=== Task ===
Extract every entry word for word.

=== Data extracts ===
☆ ☆ ☆
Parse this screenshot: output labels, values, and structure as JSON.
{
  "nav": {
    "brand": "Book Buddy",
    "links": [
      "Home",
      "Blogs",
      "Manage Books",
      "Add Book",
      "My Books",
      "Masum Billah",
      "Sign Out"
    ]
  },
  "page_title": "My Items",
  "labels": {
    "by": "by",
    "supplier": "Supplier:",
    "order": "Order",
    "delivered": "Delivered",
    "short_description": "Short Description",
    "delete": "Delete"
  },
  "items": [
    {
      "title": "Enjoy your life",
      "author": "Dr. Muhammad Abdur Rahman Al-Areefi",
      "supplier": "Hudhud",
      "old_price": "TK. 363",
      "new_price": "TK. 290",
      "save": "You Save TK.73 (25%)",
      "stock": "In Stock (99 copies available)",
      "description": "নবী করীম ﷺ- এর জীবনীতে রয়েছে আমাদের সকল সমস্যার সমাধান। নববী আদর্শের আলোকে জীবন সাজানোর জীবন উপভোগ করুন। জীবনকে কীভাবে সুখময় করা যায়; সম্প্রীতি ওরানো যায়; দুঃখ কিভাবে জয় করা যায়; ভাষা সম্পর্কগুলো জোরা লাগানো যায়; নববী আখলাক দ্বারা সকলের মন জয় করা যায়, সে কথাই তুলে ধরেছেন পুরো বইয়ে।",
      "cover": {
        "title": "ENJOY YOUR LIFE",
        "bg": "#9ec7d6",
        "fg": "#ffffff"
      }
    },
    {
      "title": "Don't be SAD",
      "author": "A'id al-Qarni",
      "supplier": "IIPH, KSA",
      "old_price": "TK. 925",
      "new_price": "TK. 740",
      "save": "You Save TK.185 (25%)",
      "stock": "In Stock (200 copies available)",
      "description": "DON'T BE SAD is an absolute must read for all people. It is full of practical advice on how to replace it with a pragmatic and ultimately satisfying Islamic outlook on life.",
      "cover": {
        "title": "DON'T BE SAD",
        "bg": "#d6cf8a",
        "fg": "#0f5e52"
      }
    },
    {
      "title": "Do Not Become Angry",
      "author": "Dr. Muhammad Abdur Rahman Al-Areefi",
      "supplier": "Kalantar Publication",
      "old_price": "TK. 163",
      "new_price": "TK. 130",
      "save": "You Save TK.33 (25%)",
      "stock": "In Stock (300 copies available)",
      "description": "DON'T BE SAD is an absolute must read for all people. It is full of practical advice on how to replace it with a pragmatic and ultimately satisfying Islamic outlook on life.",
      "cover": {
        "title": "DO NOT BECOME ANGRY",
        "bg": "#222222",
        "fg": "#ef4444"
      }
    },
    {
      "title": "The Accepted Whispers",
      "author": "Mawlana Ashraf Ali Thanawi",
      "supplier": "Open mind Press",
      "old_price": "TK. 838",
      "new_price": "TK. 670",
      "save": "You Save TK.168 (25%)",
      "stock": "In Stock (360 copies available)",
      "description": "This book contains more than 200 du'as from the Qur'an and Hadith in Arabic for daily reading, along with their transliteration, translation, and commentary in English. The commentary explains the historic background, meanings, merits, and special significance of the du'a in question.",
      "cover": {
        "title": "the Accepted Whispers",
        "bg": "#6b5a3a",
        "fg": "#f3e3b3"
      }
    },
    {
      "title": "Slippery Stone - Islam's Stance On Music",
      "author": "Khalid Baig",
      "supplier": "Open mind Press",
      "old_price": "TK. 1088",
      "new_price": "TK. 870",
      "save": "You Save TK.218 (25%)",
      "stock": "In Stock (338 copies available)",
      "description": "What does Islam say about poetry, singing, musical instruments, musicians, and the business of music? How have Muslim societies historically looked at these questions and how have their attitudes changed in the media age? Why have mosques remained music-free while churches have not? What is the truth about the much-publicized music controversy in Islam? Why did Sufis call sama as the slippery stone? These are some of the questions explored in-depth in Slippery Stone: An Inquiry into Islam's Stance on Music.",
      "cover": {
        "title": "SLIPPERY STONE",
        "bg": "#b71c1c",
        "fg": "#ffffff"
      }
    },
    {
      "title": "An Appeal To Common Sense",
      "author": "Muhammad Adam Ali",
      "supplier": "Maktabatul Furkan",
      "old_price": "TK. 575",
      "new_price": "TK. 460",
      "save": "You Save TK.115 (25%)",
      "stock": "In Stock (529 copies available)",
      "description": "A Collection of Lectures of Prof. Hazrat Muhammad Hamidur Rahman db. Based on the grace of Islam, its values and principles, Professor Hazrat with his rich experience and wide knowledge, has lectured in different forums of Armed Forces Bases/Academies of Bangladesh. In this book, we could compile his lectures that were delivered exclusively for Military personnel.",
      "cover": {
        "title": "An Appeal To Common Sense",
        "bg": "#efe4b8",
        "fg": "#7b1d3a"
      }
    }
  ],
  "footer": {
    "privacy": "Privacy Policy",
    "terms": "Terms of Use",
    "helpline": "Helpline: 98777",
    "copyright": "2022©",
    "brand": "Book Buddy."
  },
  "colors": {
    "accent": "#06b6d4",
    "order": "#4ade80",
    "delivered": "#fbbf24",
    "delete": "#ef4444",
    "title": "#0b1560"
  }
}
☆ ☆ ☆
=== Answer area ===
Parse this screenshot: output labels, values, and structure as JSON.
{
  "nav": {
    "brand": "Book Buddy",
    "links": [
      "Home",
      "Blogs",
      "Manage Books",
      "Add Book",
      "My Books",
      "Masum Billah",
      "Sign Out"
    ]
  },
  "page_title": "My Items",
  "labels": {
    "by": "by",
    "supplier": "Supplier:",
    "order": "Order",
    "delivered": "Delivered",
    "short_description": "Short Description",
    "delete": "Delete"
  },
  "items": [
    {
      "title": "Enjoy your life",
      "author": "Dr. Muhammad Abdur Rahman Al-Areefi",
      "supplier": "Hudhud",
      "old_price": "TK. 363",
      "new_price": "TK. 290",
      "save": "You Save TK.73 (25%)",
      "stock": "In Stock (99 copies available)",
      "description": "নবী করীম ﷺ- এর জীবনীতে রয়েছে আমাদের সকল সমস্যার সমাধান। নববী আদর্শের আলোকে জীবন সাজানোর জীবন উপভোগ করুন। জীবনকে কীভাবে সুখময় করা যায়; সম্প্রীতি ওরানো যায়; দুঃখ কিভাবে জয় করা যায়; ভাষা সম্পর্কগুলো জোরা লাগানো যায়; নববী আখলাক দ্বারা সকলের মন জয় করা যায়, সে কথাই তুলে ধরেছেন পুরো বইয়ে।",
      "cover": {
        "title": "ENJOY YOUR LIFE",
        "bg": "#9ec7d6",
        "fg": "#ffffff"
      }
    },
    {
      "title": "Don't be SAD",
      "author": "A'id al-Qarni",
      "supplier": "IIPH, KSA",
      "old_price": "TK. 925",
      "new_price": "TK. 740",
      "save": "You Save TK.185 (25%)",
      "stock": "In Stock (200 copies available)",
      "description": "DON'T BE SAD is an absolute must read for all people. It is full of practical advice on how to replace it with a pragmatic and ultimately satisfying Islamic outlook on life.",
      "cover": {
        "title": "DON'T BE SAD",
        "bg": "#d6cf8a",
        "fg": "#0f5e52"
      }
    },
    {
      "title": "Do Not Become Angry",
      "author": "Dr. Muhammad Abdur Rahman Al-Areefi",
      "supplier": "Kalantar Publication",
      "old_price": "TK. 163",
      "new_price": "TK. 130",
      "save": "You Save TK.33 (25%)",
      "stock": "In Stock (300 copies available)",
      "description": "DON'T BE SAD is an absolute must read for all people. It is full of practical advice on how to replace it with a pragmatic and ultimately satisfying Islamic outlook on life.",
      "cover": {
        "title": "DO NOT BECOME ANGRY",
        "bg": "#222222",
        "fg": "#ef4444"
      }
    },
    {
      "title": "The Accepted Whispers",
      "author": "Mawlana Ashraf Ali Thanawi",
      "supplier": "Open mind Press",
      "old_price": "TK. 838",
      "new_price": "TK. 670",
      "save": "You Save TK.168 (25%)",
      "stock": "In Stock (360 copies available)",
      "description": "This book contains more than 200 du'as from the Qur'an and Hadith in Arabic for daily reading, along with their transliteration, translation, and commentary in English. The commentary explains the historic background, meanings, merits, and special significance of the du'a in question.",
      "cover": {
        "title": "the Accepted Whispers",
        "bg": "#6b5a3a",
        "fg": "#f3e3b3"
      }
    },
    {
      "title": "Slippery Stone - Islam's Stance On Music",
      "author": "Khalid Baig",
      "supplier": "Open mind Press",
      "old_price": "TK. 1088",
      "new_price": "TK. 870",
      "save": "You Save TK.218 (25%)",
      "stock": "In Stock (338 copies available)",
      "description": "What does Islam say about poetry, singing, musical instruments, musicians, and the business of music? How have Muslim societies historically looked at these questions and how have their attitudes changed in the media age? Why have mosques remained music-free while churches have not? What is the truth about the much-publicized music controversy in Islam? Why did Sufis call sama as the slippery stone? These are some of the questions explored in-depth in Slippery Stone: An Inquiry into Islam's Stance on Music.",
      "cover": {
        "title": "SLIPPERY STONE",
        "bg": "#b71c1c",
        "fg": "#ffffff"
      }
    },
    {
      "title": "An Appeal To Common Sense",
      "author": "Muhammad Adam Ali",
      "supplier": "Maktabatul Furkan",
      "old_price": "TK. 575",
      "new_price": "TK. 460",
      "save": "You Save TK.115 (25%)",
      "stock": "In Stock (529 copies available)",
      "description": "A Collection of Lectures of Prof. Hazrat Muhammad Hamidur Rahman db. Based on the grace of Islam, its values and principles, Professor Hazrat with his rich experience and wide knowledge, has lectured in different forums of Armed Forces Bases/Academies of Bangladesh. In this book, we could compile his lectures that were delivered exclusively for Military personnel.",
      "cover": {
        "title": "An Appeal To Common Sense",
        "bg": "#efe4b8",
        "fg": "#7b1d3a"
      }
    }
  ],
  "footer": {
    "privacy": "Privacy Policy",
    "terms": "Terms of Use",
    "helpline": "Helpline: 98777",
    "copyright": "2022©",
    "brand": "Book Buddy."
  },
  "colors": {
    "accent": "#06b6d4",
    "order": "#4ade80",
    "delivered": "#fbbf24",
    "delete": "#ef4444",
    "title": "#0b1560"
  }
}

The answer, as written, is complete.